With less than a week before division champions compete for their conference titles Saturday, bowl scenarios for the University of Miami still focus on one of two likely games:
• The Chick-fil-A Bowl at 8 p.m. Dec. 31 in Atlanta against, perhaps, the Texas A&M Aggies (8-4) and reigning Heisman Trophy winner Johnny Manziel.
Sign Up and Save
Get six months of free digital access to the Miami Herald
• The Russell Athletic Bowl at 6:45 p.m. Dec. 28 in Orlando against, perhaps, the Louisville Cardinals (10-1) and Miami hometown quarterback Teddy Bridgewater.
The first bowl destination for UM (9-3, 5-3 Atlantic Coast Conference) in three years will depend on whether the ACC Championship game goes pretty much the way everyone except the Blue Devils expects it to go — with BCS No. 1 and 29-point favorite Florida State (12-0, 8-0) defeating No. 20 Duke (10-2, 6-2).
If FSU does get the expected victory and advances to the BCS National Championship on Jan. 6 in Pasadena, Calif., the Orange Bowl would likely select Clemson (10-2, 7-1) as the team to replace FSU — that is, if Clemson is eligible.
The Orange Bowl, which has an automatic tie-in with the ACC champion, could select any replacement for FSU if the Seminoles go to the BCS title game, as long as the replacement is ranked among the top 14 teams in the final BCS standings that come out Sunday.
Clemson is now BCS No.13.
Though the Orange Bowl would not be obligated to take Clemson, it likely would because of a longstanding relationship with the ACC that will contractually continue for the next 12 years.
An Alabama-Clemson game would be one possible scenario for the Jan. 3 Orange Bowl, though everything is contingent on this weekend.
If FSU defeats Duke and the OB is unable to select Clemson as one of its teams, or if it should choose not to do so, then the Tigers could go to the Chick-fil-A Bowl — unless the Chick-fil-A went with Duke.
The ACC’s “one win rule” ensures that if a bowl does not select the team available with the best conference record, then it must choose a team that is within one conference win of the team with the best league record.
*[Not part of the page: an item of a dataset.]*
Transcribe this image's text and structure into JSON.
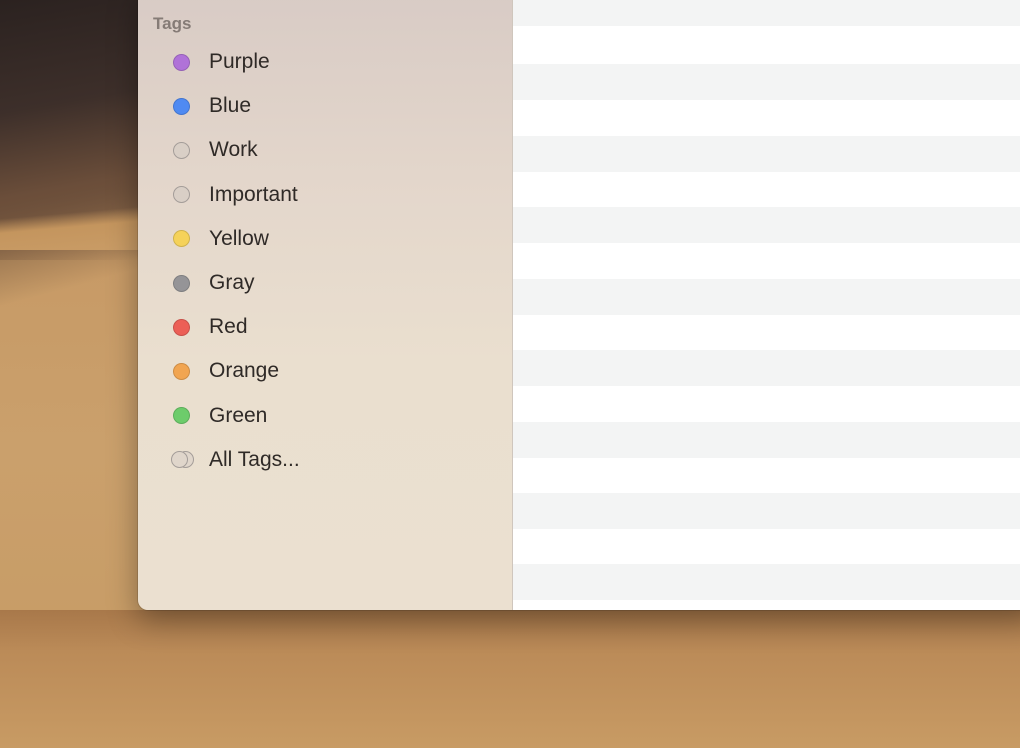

If Duke were to upset FSU, then Duke would go to the Orange Bowl and FSU might be chosen as a BCS at-large, leaving Clemson for the Chick-fil-A and likely Miami for the Russell (which picks its ACC team after the Chick-fil-A).
Bottom line: if FSU defeats Duke on Saturday and Clemson goes to the Orange, the Chick-fil-A would likely choose between Duke and Miami, with UM being the expected pick should Duke lose big.
“Duke certainly deserves strong consideration because they’re a great story and they’ve done a hell of a job this year,” said Chick-fil-A selection committee member Bill Flynn. “And Miami just blows everybody out in terms of TV coverage. ESPN loves them.
“What we look for is the most competitive game we can get. We want people watching and we want people excited about it.”
The ACC team’s opponent in the Chick-fil-A would be the No. 3, 4 or 5 Southeastern Conference selection. The Capital One, Cotton and Outback bowls pick before the Chick-fil-A. Until Saturday’s games, the SEC teams still being considered by the Chick-fil-A are Missouri, South Carolina, Georgia, LSU and Texas A&M.
Some of those teams will likely be picked by other bowls before the Chick-fil-A has its shot.
Linebacker Denzel Perryman and punter Pat O'Donnell made the All-ACC Football Team on Monday, as voted by members of the ACC Sports Media Association.
Second-team All-ACC Hurricanes are running back Duke Johnson, receiver Allen Hurns and guard Brandon Linder, with quarterback Stephen Morris making the third team.
Honorable mention: tackle Seantrel Henderson, guard Jon Feliciano, cornerback Tracy Howard, safety Deon Bush and specialist Stacy Coley.